• [Study material]:
↓↓↓

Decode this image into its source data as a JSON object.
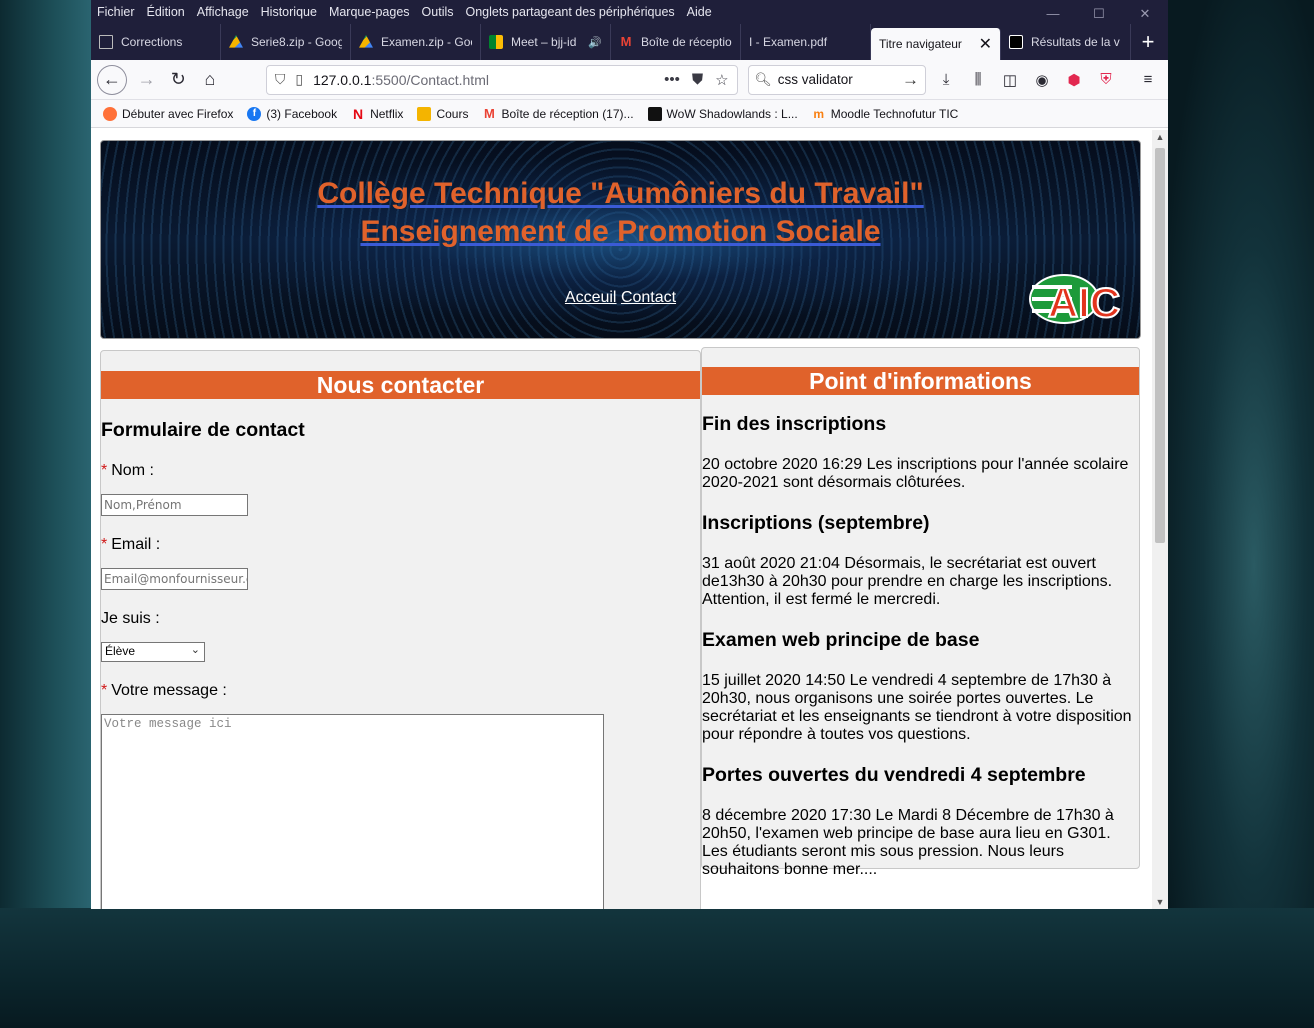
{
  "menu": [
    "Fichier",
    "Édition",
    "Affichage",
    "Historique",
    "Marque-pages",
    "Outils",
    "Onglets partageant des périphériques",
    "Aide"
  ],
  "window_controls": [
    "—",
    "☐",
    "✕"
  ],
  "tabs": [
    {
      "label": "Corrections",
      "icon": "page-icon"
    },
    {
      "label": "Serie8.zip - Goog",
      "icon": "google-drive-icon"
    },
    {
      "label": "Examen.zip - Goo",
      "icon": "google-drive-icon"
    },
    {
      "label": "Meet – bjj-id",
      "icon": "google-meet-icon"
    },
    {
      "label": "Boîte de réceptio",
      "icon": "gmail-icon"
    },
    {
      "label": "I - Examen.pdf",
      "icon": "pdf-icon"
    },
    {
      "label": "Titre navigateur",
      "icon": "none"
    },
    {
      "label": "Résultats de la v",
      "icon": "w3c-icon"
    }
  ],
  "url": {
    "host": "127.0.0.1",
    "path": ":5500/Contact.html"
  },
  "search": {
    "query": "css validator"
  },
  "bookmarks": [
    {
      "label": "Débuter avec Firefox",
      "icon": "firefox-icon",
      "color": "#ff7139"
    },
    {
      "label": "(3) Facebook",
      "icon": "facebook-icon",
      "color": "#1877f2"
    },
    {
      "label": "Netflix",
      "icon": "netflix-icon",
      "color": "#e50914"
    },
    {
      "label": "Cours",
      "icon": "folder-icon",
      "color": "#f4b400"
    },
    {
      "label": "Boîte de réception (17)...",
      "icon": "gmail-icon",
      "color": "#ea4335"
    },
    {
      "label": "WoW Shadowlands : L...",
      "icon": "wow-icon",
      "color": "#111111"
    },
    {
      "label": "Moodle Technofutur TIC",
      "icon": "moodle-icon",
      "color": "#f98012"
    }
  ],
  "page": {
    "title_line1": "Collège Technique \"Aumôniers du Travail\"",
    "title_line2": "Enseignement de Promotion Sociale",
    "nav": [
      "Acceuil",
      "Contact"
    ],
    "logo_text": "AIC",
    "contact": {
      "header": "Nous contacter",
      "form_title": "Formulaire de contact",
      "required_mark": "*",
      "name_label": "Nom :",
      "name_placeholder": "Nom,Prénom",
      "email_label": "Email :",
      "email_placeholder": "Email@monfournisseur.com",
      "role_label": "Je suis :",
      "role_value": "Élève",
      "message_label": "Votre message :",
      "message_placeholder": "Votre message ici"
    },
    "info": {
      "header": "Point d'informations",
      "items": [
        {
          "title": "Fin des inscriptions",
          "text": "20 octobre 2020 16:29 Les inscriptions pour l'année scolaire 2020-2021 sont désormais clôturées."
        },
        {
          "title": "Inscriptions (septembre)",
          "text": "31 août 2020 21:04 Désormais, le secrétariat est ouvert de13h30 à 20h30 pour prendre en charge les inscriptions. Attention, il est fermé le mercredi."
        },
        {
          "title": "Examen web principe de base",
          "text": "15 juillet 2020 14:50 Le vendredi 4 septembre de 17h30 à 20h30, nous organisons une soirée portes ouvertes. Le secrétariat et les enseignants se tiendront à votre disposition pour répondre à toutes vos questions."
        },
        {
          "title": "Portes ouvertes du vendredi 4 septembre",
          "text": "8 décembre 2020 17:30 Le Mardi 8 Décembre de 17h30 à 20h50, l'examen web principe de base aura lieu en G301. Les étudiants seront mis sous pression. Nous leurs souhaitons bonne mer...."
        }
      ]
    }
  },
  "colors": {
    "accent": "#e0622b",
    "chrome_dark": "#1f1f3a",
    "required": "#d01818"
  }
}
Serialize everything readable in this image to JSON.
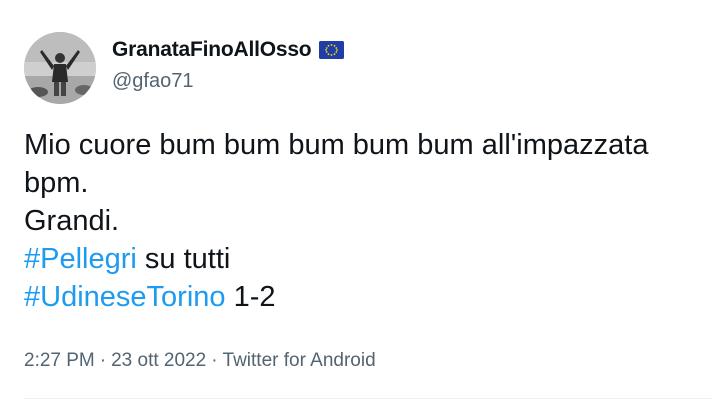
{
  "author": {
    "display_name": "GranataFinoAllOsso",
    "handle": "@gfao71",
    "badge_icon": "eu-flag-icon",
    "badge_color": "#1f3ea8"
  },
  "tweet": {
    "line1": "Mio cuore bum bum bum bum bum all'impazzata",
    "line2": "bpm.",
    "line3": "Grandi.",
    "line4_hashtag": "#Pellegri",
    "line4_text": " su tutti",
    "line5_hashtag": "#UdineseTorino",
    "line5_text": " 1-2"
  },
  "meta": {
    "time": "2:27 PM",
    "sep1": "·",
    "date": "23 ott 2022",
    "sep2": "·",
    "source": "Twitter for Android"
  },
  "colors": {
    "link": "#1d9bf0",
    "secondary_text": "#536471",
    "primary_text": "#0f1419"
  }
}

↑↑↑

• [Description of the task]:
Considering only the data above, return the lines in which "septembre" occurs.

• [Your solution]:
          "title": "Inscriptions (septembre)",
          "text": "15 juillet 2020 14:50 Le vendredi 4 septembre de 17h30 à 20h30, nous organisons une soirée portes ouvertes. Le secrétariat et les enseignants se tiendront à votre disposition pour répondre à toutes vos questions."
          "title": "Portes ouvertes du vendredi 4 septembre",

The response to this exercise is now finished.